TUCSON, Ariz. — Jerry Kindall, the first man to win College World Series titles as both a player and a head coach, died Sunday night. He was 82.
The University of Arizona said Kindall died of complications from a stroke suffered Thursday.
Kindall coached Arizona to national titles in 1976, 1980 and 1986 after starring at shortstop on the University of Minnesota’s 1956 championship team. He spent nine seasons in the major leagues with the Chicago Cubs, Cleveland Indians and Minnesota Twins.
“Some people talk the talk. He walked the walk,” said Cleveland Indians manager Terry Francona, a member of the 1980 championship team. “He lived his life just like you’re supposed to. It’s easy to say things, but he lived it.
“In a nutshell, he taught us not only to respect the game of baseball, but respect the people in the game. That was the most valuable lesson any of us learned. He taught us how to act and treat people.”
Kindall coached the Wildcats from 1973 to 1996, finishing as the school’s career victory leader with an 860-579-7 record.
“This is a sad day for Arizona baseball,” current Wildcats coach Jay Johnson said. “Jerry Kindall is one of the greatest college baseball coaches of all-time, but he was much more than that. I don’t think there is anyone that was held in higher regard for the person that they were as Coach Kindall was. He was almost a larger-than-life person, and when you talk about being an elite coach, and more importantly, an elite person, he was and will continue to be the standard. I am honored to be a part of the program that Coach made so great for so long.”

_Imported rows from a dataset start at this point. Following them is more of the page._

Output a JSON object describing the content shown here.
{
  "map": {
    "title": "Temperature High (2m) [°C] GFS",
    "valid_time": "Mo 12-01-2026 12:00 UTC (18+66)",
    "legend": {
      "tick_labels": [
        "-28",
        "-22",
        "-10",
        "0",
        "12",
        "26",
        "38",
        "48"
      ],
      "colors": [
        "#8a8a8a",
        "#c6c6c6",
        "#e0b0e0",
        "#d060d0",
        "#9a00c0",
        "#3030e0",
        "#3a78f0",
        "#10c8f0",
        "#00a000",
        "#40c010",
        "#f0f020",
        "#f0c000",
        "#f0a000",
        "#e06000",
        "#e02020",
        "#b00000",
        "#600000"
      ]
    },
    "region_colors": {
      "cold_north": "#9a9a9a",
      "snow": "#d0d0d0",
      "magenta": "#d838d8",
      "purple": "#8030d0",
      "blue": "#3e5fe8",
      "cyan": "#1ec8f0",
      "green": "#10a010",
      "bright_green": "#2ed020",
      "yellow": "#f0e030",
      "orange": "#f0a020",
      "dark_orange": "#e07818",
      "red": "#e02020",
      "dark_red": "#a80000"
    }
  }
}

Mike Gillespie is only other man to win titles and a player and coach. He won as a player at Southern California in 1961 and as the Trojans’ coach in 1998.
“Saddened and stunned to hear of the passing of Jerry Kindall,” former Twins teammate Jim Kaat tweeted. “A friend. A wonderful teammate. A gentle and kind man of deep Christian faith. And a coach that impacted many lives. A life well lived.”
Kindall was elected to the American Baseball Coaches Association Hall of Fame in 1991, the University of Minnesota Athletics Hall of Fame in 1995, and the Arizona Sports Hall of Fame in 1996.